Sore Throat

A sore throat is pain, scratchiness or irritation of the throat that often worsens when you swallow. The most common cause of a sore throat (pharyngitis) is a viral infection, such as a cold or the flu. A sore throat caused by a virus resolves on its own. 


  • scratchy
  • burning
  • raw
  • dry
  • tender
  • irritated

Along with the sore throat, you can have symptoms like:

  • nasal congestion
  • runny nose
  • sneezing
  • cough
  • fever
  • chills
  • swollen glands in the neck
  • hoarse voice
  • body aches
  • headache
  • trouble swallowing
  • appetite loss

It may hurt more when you swallow or talk. Your throat or tonsils might also look red.

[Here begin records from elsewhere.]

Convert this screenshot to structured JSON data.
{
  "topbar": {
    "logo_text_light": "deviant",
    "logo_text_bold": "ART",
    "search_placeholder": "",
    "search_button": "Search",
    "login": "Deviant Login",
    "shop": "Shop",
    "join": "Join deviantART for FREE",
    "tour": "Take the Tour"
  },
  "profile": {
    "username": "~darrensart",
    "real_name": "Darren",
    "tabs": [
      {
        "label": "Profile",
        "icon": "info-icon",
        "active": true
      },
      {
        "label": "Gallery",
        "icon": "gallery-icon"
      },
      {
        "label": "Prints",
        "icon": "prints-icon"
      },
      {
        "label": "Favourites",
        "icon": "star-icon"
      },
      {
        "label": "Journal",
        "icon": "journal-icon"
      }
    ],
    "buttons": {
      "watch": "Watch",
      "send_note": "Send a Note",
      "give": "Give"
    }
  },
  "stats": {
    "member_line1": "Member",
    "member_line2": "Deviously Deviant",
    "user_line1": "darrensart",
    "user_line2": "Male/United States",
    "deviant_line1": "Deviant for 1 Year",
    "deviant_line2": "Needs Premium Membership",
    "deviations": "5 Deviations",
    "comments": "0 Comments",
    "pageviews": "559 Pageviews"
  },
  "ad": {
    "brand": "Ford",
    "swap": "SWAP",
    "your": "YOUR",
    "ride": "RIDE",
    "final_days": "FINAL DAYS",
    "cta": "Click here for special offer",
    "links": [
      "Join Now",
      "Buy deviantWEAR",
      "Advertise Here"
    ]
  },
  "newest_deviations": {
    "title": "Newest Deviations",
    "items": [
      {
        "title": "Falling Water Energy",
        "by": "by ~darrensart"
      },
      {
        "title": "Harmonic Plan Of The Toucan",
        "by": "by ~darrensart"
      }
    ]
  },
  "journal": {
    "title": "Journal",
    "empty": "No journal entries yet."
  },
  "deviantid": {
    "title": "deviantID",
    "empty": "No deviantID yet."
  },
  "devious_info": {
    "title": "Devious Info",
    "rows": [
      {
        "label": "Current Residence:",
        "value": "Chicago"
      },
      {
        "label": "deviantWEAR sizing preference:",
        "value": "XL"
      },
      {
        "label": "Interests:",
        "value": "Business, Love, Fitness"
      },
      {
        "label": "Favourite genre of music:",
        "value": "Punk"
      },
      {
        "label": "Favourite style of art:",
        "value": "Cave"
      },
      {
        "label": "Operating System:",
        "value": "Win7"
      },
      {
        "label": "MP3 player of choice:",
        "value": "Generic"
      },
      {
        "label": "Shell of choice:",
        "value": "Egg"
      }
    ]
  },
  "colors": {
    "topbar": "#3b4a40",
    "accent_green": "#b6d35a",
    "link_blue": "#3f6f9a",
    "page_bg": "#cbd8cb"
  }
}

Viral illnesses that cause a sore throat include:

  • Common cold
  • Flu (influenza)
  • Mononucleosis (mono)
  • Measles
  • Chickenpox
  • Croup — a common childhood illness characterized by a harsh, barking cough
  • A number of bacterial infections can cause a sore throat. The most common is Streptococcus pyogenes, or group A streptococcus, which causes strep throat.

Other causes include:  

  • Irritants
  • Allergies
  • Muscle strains
  • Dryness
  • Gastroesophageal Reflex Disease (GERD)
  • HIV Infections
  • Tumors